Dataset extract below:
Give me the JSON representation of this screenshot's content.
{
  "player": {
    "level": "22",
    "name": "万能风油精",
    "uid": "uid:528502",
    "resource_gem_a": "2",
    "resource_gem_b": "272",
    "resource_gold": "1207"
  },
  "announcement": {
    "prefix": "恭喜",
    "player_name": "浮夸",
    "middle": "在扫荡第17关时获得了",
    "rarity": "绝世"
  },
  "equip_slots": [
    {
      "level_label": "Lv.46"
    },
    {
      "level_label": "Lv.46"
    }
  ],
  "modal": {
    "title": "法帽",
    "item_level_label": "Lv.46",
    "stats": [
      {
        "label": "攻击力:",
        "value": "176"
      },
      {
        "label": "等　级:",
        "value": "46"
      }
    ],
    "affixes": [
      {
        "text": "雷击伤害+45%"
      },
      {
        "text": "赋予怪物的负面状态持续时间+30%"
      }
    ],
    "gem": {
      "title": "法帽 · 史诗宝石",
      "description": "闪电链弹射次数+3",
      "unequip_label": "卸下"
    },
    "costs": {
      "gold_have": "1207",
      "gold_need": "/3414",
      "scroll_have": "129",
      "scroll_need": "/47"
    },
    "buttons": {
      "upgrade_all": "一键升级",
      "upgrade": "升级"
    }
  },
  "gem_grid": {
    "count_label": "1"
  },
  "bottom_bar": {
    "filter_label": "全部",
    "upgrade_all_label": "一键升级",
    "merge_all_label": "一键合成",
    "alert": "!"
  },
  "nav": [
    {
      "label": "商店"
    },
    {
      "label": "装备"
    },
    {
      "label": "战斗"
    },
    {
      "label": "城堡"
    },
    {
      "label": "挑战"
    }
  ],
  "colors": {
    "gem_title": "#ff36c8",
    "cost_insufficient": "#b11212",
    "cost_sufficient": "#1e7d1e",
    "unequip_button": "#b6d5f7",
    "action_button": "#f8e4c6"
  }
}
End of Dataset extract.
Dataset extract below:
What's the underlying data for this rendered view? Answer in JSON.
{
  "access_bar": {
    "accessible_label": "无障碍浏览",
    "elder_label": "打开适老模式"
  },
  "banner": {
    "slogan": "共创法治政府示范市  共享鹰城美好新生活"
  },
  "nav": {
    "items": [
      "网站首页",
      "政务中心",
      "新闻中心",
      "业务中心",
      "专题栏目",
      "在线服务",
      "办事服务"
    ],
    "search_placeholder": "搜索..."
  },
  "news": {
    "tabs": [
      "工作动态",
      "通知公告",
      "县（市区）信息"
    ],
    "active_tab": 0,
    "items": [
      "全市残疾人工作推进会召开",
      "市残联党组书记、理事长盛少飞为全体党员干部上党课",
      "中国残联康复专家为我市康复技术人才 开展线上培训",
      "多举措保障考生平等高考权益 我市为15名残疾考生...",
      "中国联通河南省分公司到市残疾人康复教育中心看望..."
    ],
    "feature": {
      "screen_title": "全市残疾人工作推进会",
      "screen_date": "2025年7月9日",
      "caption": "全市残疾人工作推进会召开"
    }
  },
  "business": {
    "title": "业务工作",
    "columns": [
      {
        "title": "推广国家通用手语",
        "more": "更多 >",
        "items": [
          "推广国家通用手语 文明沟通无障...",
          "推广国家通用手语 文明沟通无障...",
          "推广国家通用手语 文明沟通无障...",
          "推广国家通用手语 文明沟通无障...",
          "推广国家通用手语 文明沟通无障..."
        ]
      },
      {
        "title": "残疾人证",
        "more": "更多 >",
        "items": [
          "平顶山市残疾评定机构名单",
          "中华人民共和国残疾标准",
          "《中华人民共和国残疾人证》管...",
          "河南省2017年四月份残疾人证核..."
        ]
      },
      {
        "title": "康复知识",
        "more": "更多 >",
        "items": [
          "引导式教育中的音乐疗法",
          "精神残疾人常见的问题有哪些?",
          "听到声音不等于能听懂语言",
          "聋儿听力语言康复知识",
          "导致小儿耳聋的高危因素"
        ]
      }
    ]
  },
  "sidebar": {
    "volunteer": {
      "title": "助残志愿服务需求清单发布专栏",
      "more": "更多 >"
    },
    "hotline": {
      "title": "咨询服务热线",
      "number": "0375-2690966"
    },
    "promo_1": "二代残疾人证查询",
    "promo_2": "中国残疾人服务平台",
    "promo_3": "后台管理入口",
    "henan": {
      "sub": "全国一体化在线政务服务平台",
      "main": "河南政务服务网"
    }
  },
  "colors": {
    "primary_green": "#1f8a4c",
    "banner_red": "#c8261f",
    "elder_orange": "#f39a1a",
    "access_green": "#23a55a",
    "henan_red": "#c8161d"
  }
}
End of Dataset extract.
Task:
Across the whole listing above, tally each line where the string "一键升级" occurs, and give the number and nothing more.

Task response:
2